The sharp pen of our poet lorikeet
The Bastard Who Squashed the Grapes in Me Bag
313 poems, songs and stories
By Denis Kevans
Left Book Club
128 pp. $10.00
Reviewed by Bruce Copping
Denis Kevans is neither an academic's poet nor the establishment's darling. Whatever side of the political fence you sit on, or even if you sit in the middle, if you're in need of a deflating barb, Denis will provide it.
His penetrating pen goes straight to the core of bombast, hypocrisy and egomania and, with all the aplomb of a Marcus Valerius Martial, reduces them to flatulence. Denis' poetry is a legacy of Lawson and C.J. Dennis: biting wit straight from the heart that will always find an Australian heart to respond.
His new book is an irreverent look at the way Australians are in the last two decades of the 20th century. With poems like "The Abdication of the Bastard from the Bush", "Panguna Copper Mine Bougainville", and "Our Flags", he cuts the mask off current issues that most Australians prefer not to think about.
I met Denis for the first time when he came to the Grand Junction Hotel, Maitland, as a guest poet. It was one of Poetry in the Pub's more successful nights. Denis sang and performed his works to the delight and horror of the mixed crowd that attended, the horror coming from the more conservative in the audience.

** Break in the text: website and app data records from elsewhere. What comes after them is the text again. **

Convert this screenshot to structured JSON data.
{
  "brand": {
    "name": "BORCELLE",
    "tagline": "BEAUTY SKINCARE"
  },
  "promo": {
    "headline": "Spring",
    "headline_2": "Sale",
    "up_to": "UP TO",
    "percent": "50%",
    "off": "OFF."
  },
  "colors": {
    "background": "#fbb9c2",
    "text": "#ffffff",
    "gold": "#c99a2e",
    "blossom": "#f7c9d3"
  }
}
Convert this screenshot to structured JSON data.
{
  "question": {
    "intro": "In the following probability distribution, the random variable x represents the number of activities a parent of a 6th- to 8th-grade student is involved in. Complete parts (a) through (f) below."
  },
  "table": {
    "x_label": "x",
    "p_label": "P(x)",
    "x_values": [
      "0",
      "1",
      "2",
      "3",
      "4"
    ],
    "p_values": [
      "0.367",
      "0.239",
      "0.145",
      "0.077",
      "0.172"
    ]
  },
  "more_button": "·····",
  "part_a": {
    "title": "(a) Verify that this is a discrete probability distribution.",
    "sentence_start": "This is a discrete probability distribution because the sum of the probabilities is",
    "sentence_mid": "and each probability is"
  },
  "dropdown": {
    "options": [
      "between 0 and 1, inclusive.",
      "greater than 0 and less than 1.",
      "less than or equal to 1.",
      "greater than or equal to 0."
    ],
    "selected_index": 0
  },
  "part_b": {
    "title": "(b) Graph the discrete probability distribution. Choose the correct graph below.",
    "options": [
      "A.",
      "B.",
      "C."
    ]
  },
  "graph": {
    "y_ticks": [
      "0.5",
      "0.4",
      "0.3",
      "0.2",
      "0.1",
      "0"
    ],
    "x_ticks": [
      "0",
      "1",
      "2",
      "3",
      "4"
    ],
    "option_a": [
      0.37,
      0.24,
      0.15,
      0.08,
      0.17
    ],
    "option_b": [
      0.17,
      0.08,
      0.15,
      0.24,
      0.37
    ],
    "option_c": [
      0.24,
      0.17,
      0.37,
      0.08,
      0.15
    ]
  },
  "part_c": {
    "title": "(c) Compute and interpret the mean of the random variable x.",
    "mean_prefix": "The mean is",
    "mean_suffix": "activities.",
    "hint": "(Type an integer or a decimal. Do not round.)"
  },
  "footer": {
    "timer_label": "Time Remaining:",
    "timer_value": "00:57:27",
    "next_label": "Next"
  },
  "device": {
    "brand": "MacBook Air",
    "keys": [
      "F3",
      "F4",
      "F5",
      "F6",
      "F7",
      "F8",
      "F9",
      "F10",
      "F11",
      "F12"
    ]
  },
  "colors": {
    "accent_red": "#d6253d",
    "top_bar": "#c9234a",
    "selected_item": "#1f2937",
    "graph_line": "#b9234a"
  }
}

For while most Australians have a penchant for laughing and crying over their own foibles, some get a little uppity when it comes to the sacred cows of the community: RSL, the queen, her royals and religion. Denis spared no-one. His latest book does credit to his incisive insight and rapier pen.
Get your copy from the Left Book Club, Room 57, Trades Hall, 4 Goulburn St, Sydney, phone (02) 283 3724.
Bruce Copping is president of Maitland Poets in the Pub.